In on Vatican II excitement

He became a priest in 1963, ordained just as the Second Vatican Council was beginning. They were “heady” times, he said, when it was exciting to use the new liturgy. “It was so thrilling to be part of that moment of the church, when you could feel the Holy Spirit moving.”

Among his experiences he remembered hearing Pope John Paul I because he was in Rome during that short papacy, calling him a wonderful catechist and teacher of the faith.

Although church rules require a bishop to tender his resignation when he reaches the age of 75, Bishop Kinney said he would have sought retirement even if he hadn’t reached that age back in June 2012.

“I know it’s time for a fresh apostle,” the bishop said. He told of meeting Blessed Pope John Paul II, who asked how old he was. “When I answered 39, he said, ‘You are very young.’

“I look in the mirror now and say, ‘Where did it go?’ “

He’s extremely pleased in the selection of Bishop Kettler — “It’s a sign of the Holy Spirit at work,” he said, and he sees the same Holy Spirit at work in the election of Pope Francis. “What a joy in waking up and seeing Pope Francis and seeing what he’s doing,” Bishop Kinney said.

“The Holy Spirit is still at work; Pentecost was not a one-time event.”

Meeting challenges

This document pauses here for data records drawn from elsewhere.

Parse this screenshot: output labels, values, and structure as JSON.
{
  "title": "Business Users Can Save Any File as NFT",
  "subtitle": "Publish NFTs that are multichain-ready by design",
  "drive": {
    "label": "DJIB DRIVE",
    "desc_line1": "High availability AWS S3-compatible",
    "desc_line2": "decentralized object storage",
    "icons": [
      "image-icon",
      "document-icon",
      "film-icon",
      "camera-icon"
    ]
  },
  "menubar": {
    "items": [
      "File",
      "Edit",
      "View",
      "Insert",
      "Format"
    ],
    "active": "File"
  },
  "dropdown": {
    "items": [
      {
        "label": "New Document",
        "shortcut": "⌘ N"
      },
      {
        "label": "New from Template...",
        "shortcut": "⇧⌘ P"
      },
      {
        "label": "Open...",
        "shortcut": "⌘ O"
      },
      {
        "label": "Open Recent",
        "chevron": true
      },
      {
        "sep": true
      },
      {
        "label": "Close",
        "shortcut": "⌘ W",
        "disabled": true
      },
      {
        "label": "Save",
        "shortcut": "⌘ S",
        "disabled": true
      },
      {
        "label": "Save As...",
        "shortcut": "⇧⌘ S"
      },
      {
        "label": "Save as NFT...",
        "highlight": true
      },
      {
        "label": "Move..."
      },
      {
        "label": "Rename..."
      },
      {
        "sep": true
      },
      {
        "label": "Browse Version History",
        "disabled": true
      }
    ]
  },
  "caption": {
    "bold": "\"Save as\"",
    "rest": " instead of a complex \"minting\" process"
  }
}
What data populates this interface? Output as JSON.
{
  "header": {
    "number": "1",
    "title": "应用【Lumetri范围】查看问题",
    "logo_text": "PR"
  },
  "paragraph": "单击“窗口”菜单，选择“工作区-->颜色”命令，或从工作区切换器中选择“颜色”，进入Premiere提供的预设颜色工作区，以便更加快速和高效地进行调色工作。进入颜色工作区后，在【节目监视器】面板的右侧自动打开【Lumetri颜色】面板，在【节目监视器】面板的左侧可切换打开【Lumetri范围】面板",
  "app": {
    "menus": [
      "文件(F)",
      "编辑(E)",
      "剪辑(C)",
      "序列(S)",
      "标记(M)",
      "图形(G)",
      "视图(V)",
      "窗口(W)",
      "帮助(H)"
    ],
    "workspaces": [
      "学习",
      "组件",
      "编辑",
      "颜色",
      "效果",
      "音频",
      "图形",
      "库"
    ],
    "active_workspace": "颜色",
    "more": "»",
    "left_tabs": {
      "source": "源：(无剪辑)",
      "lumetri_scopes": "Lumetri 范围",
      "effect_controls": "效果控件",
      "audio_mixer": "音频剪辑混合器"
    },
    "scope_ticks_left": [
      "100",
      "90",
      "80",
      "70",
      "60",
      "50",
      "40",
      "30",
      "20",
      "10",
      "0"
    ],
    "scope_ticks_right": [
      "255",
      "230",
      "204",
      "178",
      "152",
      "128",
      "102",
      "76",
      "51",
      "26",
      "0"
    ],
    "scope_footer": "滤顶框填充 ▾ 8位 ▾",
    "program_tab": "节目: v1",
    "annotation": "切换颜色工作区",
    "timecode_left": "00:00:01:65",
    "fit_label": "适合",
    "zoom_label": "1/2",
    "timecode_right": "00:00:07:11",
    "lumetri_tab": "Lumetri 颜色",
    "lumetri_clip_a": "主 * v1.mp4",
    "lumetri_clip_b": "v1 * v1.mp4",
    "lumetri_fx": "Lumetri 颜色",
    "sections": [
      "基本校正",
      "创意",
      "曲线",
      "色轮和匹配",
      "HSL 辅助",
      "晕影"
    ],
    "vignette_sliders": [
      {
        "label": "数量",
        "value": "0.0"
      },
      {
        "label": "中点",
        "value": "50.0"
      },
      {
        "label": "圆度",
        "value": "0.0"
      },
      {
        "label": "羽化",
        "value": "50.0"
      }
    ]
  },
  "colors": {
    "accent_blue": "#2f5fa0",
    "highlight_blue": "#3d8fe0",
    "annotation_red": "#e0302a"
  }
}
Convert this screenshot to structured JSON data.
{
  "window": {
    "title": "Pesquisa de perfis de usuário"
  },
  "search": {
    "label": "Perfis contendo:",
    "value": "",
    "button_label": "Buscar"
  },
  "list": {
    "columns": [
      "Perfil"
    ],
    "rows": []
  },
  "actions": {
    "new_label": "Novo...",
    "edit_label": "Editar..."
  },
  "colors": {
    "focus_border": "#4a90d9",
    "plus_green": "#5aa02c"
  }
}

When Cardinal William Keeler asked him to chair the first U.S. Bishops’ committee on clergy sexual abuse, Bishop Kinney recalled, “I couldn’t say no. It was very important.”

That was in 1993. From day one, he said, he had a tremendously strong group of bishops around him on the committee. “We learned so much we just plain didn’t know about sex abuse,” he added, but his own great learning moment was when he realized that sexual abuse was a societal problem, not the world view that it was just a Catholic priests’ problem.

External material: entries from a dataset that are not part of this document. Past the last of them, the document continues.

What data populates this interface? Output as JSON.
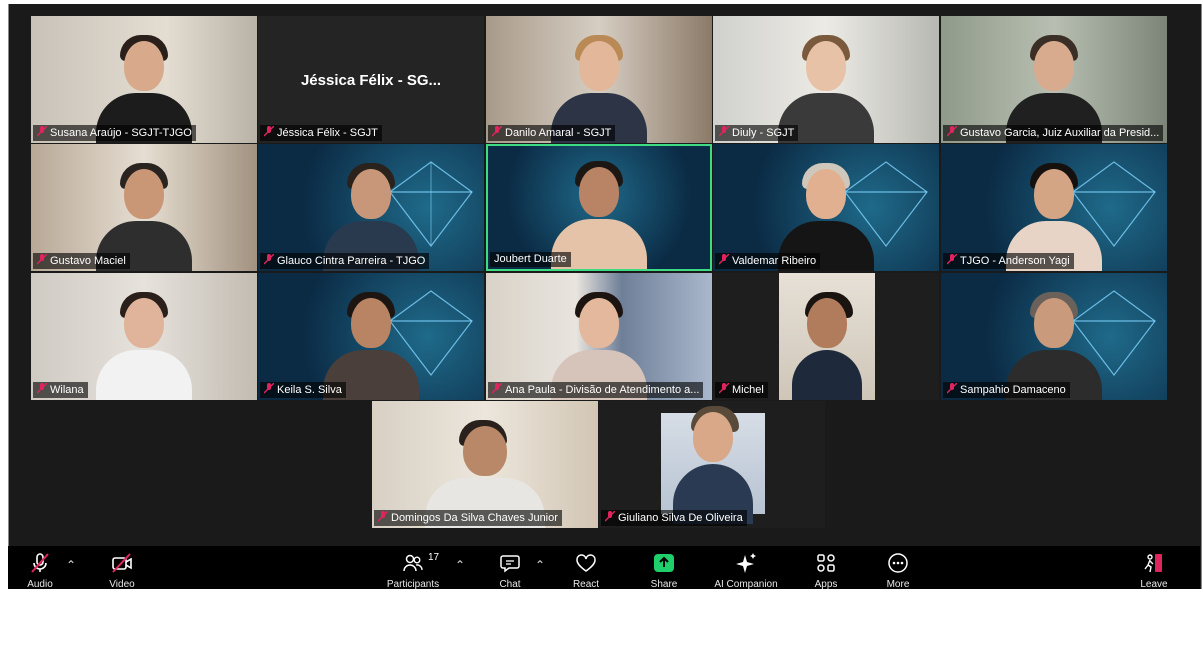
{
  "tiles": [
    {
      "name": "Susana Araújo - SGJT-TJGO"
    },
    {
      "name": "Jéssica Félix - SGJT",
      "display": "Jéssica Félix - SG..."
    },
    {
      "name": "Danilo Amaral - SGJT"
    },
    {
      "name": "Diuly - SGJT"
    },
    {
      "name": "Gustavo Garcia, Juiz Auxiliar da Presid..."
    },
    {
      "name": "Gustavo Maciel"
    },
    {
      "name": "Glauco Cintra Parreira - TJGO"
    },
    {
      "name": "Joubert Duarte"
    },
    {
      "name": "Valdemar Ribeiro"
    },
    {
      "name": "TJGO - Anderson Yagi"
    },
    {
      "name": "Wilana"
    },
    {
      "name": "Keila S. Silva"
    },
    {
      "name": "Ana Paula - Divisão de Atendimento a..."
    },
    {
      "name": "Michel"
    },
    {
      "name": "Sampahio Damaceno"
    },
    {
      "name": "Domingos Da Silva Chaves Junior"
    },
    {
      "name": "Giuliano Silva De Oliveira"
    }
  ],
  "toolbar": {
    "audio": "Audio",
    "video": "Video",
    "participants": "Participants",
    "participants_count": "17",
    "chat": "Chat",
    "react": "React",
    "share": "Share",
    "ai_companion": "AI Companion",
    "apps": "Apps",
    "more": "More",
    "leave": "Leave"
  },
  "colors": {
    "active_speaker": "#3ddc84",
    "muted": "#e0245e",
    "share": "#1fcf6b",
    "leave": "#e0245e"
  }
}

Bishop Kinney said it was most difficult to listen to the victims of clergy sexual abuse, something he did both in listening sessions he held around the diocese and in meetings with individual victims.

“You go home and you weep and you cry,” he said.

“There were just cries for healing. We need to keep addressing them.”

Closing parishes was also painful for him.

“I dreaded every one of them,” the bishop admitted.

“We have all these beautiful churches in this diocese. The challenge is how to provide the appropriate ministries — not just priests. How do you keep especially the small, rural faith communities dynamic and active — not so much the status quo but a strong, dynamic faith community and making it, thriving?”

Part of every parish family

What he loved, though, was visiting Catholic school classrooms and Catholic parishes. In every one he said he felt as though he were home.

When pupils would ask if he liked being a bishop, he said he answered, “I love being a bishop and the reason is because I can go out into every community in this diocese and I am welcome and be at home.

“I feel like a part of every family and every community.”

Bishop Kinney spoke lovingly about the hundreds of parish visits he made over the years, knowing how parishioners had spent weeks and months planning and sprucing up their grounds and their buildings so that everything was perfect for the bishop.

“I loved going to parishes,” he said. “I always felt I was home, no matter where I was.”

‘A great place of faith’

Bishop Kettler visited him twice, so he’s had the chance to share something about the diocese he is inheriting. But what else does Bishop Kettler need to know about the Diocese of St. Cloud?

“What a great place of faith this is,” Bishop Kinney answers quickly.

“One of the tremendous blessings is not only our presbytery but a strong group of men and women religious with St. John’s Abbey, the Benedictine Sisters, the Franciscans in Little Falls, the Crosiers and the Poor Clares, communities of faith who are praying every day.

“It’s the background of the people here,” he added. “Stearns County at one time was the most Catholic county in the country. Boy, when you think about the pioneer settlers, they built a church and they wanted the church to be seen by everybody so they built it on the highest hill around.

“We’re a strong mission diocese, too. Tons of missionaries have left St. Cloud to serve around the world. This place started out from missionaries, and we are continuing the tradition.”

— Bob Zyskowski